The company informed Shannon cabin crew that there was a surplus of cabin crew and that 45 cabin crew were to move to Dublin or, if they wanted, they could take the "package". The 30 cabin crew with the least service were written to by the company and instructed to report to the Dublin base with less than six weeks notice. I wrote to every Dáil Deputy in the surrounding area and the transport spokespersons of every political party seeking support for the Shannon staff. IMPACT balloted for industrial action and instructed staff to continue to report to Shannon Airport. The matter was referred to the Labour Court where it was proved emphatically that the company had no right under the cabin crew contract to behave in such a fashion and the cabin crew stayed in Shannon. Unfortunately, however, a number of cabin crew "chose" to take the package and, on the day a number of the Shannon based crew received their cheque, a new severance package which would have been significantly better in financial terms was announced. However, Aer Lingus was unrepentant.
The real core of the aforementioned example is that the cabin crew were scared and frightened; they had purchased their homes or taken leases on flats. How reasonable is it to tell someone to move such a distance with six weeks' notice? The purpose of the company was served because when the business plan was launched and the new severance package announced, many cabin crew had become so disillusioned with the company that more than 537 applied.
To deal with the uniform matter, the company gave detailed presentations to both IMPACT and directly to staff within which it proposed a new image, a low-cost image. At around the same time, without any additional information, a yellow polo shirt was put on display in the area used by cabin crew. I contacted the company and secured its agreement to full consultation on any change of uniform. Despite this, however, there was enough dismay as to cause many of the cabin crew to seek to leave the company, as it seemed to them to be the final kick in the teeth. Subsequently IMPACT brought the case concerning the business plan to the Labour Court. We outlined our objections and the court recommended that the business plan's demands on cabin crew were too great, that they were to be reduced and that we were to negotiate.
Let me deal with rosters. What is most difficult to accept is the failure by the company to produce what are deemed to be fair and equitable rosters. The rosters in recent years are not perceived to be fair. This matter has been raised directly with the company and the LRC. The combination of all of the aforementioned matters, as far as IMPACT cabin crew are concerned, demonstrates the particular style of management in Aer Lingus which incorporated these push factors. However, IMPACT and cabin crew will continue to behave in a professional and constructive way. We are prepared to negotiate change and increase productivity on an agreed basis.

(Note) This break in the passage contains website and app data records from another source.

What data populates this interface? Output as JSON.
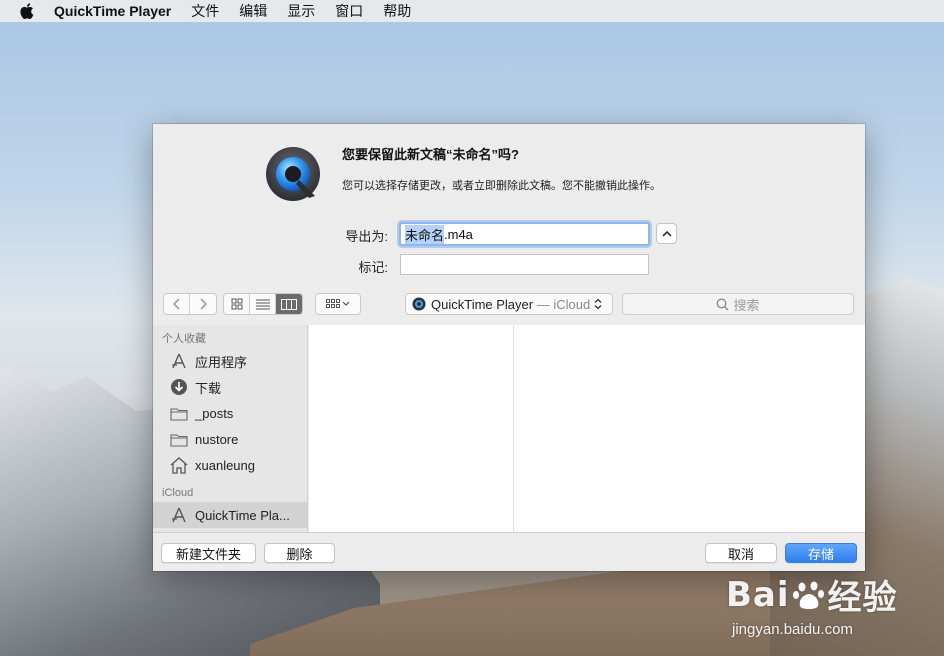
{
  "menubar": {
    "app_name": "QuickTime Player",
    "items": [
      "文件",
      "编辑",
      "显示",
      "窗口",
      "帮助"
    ]
  },
  "dialog": {
    "title": "您要保留此新文稿“未命名”吗?",
    "subtitle": "您可以选择存储更改，或者立即删除此文稿。您不能撤销此操作。",
    "export_label": "导出为:",
    "filename_selected": "未命名",
    "filename_ext": ".m4a",
    "tags_label": "标记:",
    "tags_value": ""
  },
  "toolbar": {
    "location": "QuickTime Player",
    "location_sep": " — iCloud",
    "search_placeholder": "搜索",
    "active_view": "column"
  },
  "sidebar": {
    "favorites_header": "个人收藏",
    "favorites": [
      {
        "label": "应用程序",
        "icon": "applications-icon"
      },
      {
        "label": "下载",
        "icon": "downloads-icon"
      },
      {
        "label": "_posts",
        "icon": "folder-icon"
      },
      {
        "label": "nustore",
        "icon": "folder-icon"
      },
      {
        "label": "xuanleung",
        "icon": "home-icon"
      }
    ],
    "icloud_header": "iCloud",
    "icloud": [
      {
        "label": "QuickTime Pla...",
        "icon": "applications-icon",
        "selected": true
      }
    ]
  },
  "footer": {
    "new_folder": "新建文件夹",
    "delete": "删除",
    "cancel": "取消",
    "save": "存储"
  },
  "watermark": {
    "logo_left": "Bai",
    "logo_right": "经验",
    "url": "jingyan.baidu.com"
  },
  "colors": {
    "accent": "#2f7fef",
    "selection": "#b4d2f5"
  }
}
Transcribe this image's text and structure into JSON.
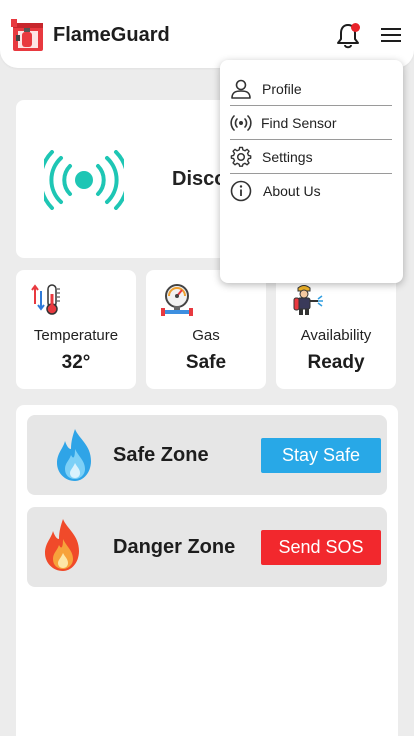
{
  "header": {
    "title": "FlameGuard"
  },
  "status": {
    "text": "Disco"
  },
  "stats": [
    {
      "label": "Temperature",
      "value": "32°",
      "icon": "thermometer-icon"
    },
    {
      "label": "Gas",
      "value": "Safe",
      "icon": "gas-gauge-icon"
    },
    {
      "label": "Availability",
      "value": "Ready",
      "icon": "firefighter-icon"
    }
  ],
  "zones": [
    {
      "title": "Safe Zone",
      "button": "Stay Safe",
      "icon": "blue-flame-icon",
      "button_color": "#28a8e7"
    },
    {
      "title": "Danger Zone",
      "button": "Send SOS",
      "icon": "red-flame-icon",
      "button_color": "#f2282d"
    }
  ],
  "menu": {
    "items": [
      {
        "label": "Profile",
        "icon": "user-icon"
      },
      {
        "label": "Find Sensor",
        "icon": "signal-icon"
      },
      {
        "label": "Settings",
        "icon": "gear-icon"
      },
      {
        "label": "About Us",
        "icon": "info-icon"
      }
    ]
  },
  "colors": {
    "accent": "#1ec6b4",
    "notification": "#e8232a"
  }
}
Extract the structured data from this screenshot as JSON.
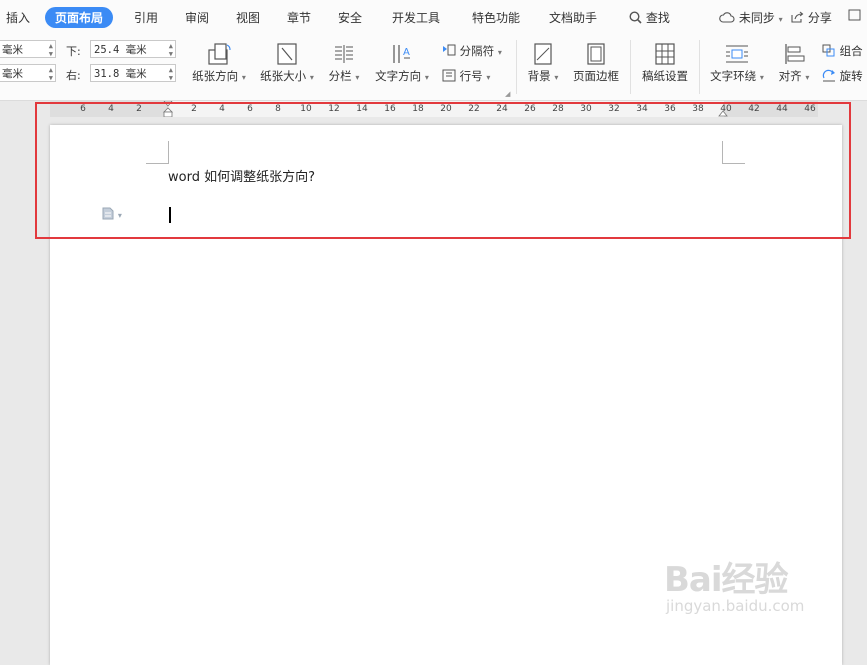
{
  "menubar": {
    "tabs": [
      "插入",
      "页面布局",
      "引用",
      "审阅",
      "视图",
      "章节",
      "安全",
      "开发工具",
      "特色功能",
      "文档助手"
    ],
    "active_tab": "页面布局",
    "search": "查找",
    "sync": "未同步",
    "share": "分享",
    "accent_color": "#3b8bf5"
  },
  "ribbon": {
    "margins": {
      "left_unit_top": "毫米",
      "left_unit_bottom": "毫米",
      "bottom_label": "下:",
      "bottom_value": "25.4 毫米",
      "right_label": "右:",
      "right_value": "31.8 毫米"
    },
    "buttons": {
      "orientation": "纸张方向",
      "size": "纸张大小",
      "columns": "分栏",
      "text_direction": "文字方向",
      "separator": "分隔符",
      "line_number": "行号",
      "background": "背景",
      "page_border": "页面边框",
      "draft_paper": "稿纸设置",
      "wrap_text": "文字环绕",
      "align": "对齐",
      "group": "组合",
      "rotate": "旋转"
    }
  },
  "ruler": {
    "ticks": [
      "6",
      "4",
      "2",
      "2",
      "4",
      "6",
      "8",
      "10",
      "12",
      "14",
      "16",
      "18",
      "20",
      "22",
      "24",
      "26",
      "28",
      "30",
      "32",
      "34",
      "36",
      "38",
      "40",
      "42",
      "44",
      "46"
    ]
  },
  "document": {
    "text": "word 如何调整纸张方向?"
  },
  "highlight_color": "#e2393d",
  "watermark": {
    "main": "Bai经验",
    "sub": "jingyan.baidu.com"
  }
}
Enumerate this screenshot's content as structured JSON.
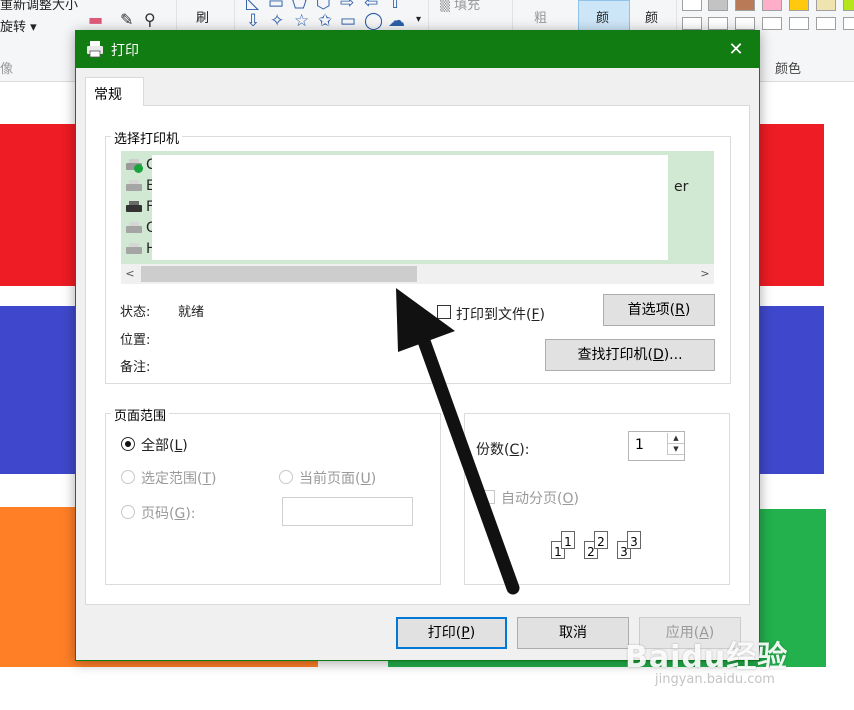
{
  "background": {
    "ribbon": {
      "resize_label": "重新调整大小",
      "rotate_label": "旋转",
      "brush_label": "刷",
      "fill_label": "填充",
      "thickness_label": "粗",
      "color1_label": "颜",
      "color2_label": "颜",
      "colors_group_label": "颜色",
      "image_group_label": "像"
    },
    "colors": {
      "band_red": "#ee1c24",
      "band_blue": "#3f48cc",
      "band_orange": "#ff7f27",
      "band_green": "#22b14c"
    }
  },
  "dialog": {
    "title": "打印",
    "title_bar_color": "#117c12",
    "tab_label": "常规",
    "select_printer_group": "选择打印机",
    "printers": [
      {
        "name": "C",
        "default": true
      },
      {
        "name": "El",
        "default": false
      },
      {
        "name": "Fa",
        "default": false
      },
      {
        "name": "G",
        "default": false
      },
      {
        "name": "H",
        "default": false
      }
    ],
    "printer_name_suffix": "er",
    "status_label": "状态:",
    "status_value": "就绪",
    "location_label": "位置:",
    "comment_label": "备注:",
    "print_to_file_label": "打印到文件(",
    "print_to_file_key": "F",
    "preferences_label": "首选项(",
    "preferences_key": "R",
    "find_printer_label": "查找打印机(",
    "find_printer_key": "D",
    "find_printer_suffix": ")...",
    "page_range_group": "页面范围",
    "range_all_label": "全部(",
    "range_all_key": "L",
    "range_selection_label": "选定范围(",
    "range_selection_key": "T",
    "range_current_label": "当前页面(",
    "range_current_key": "U",
    "range_pages_label": "页码(",
    "range_pages_key": "G",
    "range_pages_colon": "):",
    "copies_label": "份数(",
    "copies_key": "C",
    "copies_colon": "):",
    "copies_value": "1",
    "collate_label": "自动分页(",
    "collate_key": "O",
    "collate_pages": [
      "1",
      "1",
      "2",
      "2",
      "3",
      "3"
    ],
    "print_button": "打印(",
    "print_key": "P",
    "cancel_button": "取消",
    "apply_button": "应用(",
    "apply_key": "A",
    "close_paren": ")"
  },
  "watermark": {
    "brand": "Baidu经验",
    "url": "jingyan.baidu.com"
  }
}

There is a new chief executive in Aer Lingus with whom IMPACT looks forward to establishing a working relationship, but we expect existing agreements to be honoured and that when and if new agreements are concluded cabin crew will be able to work in an atmosphere of stability and respect.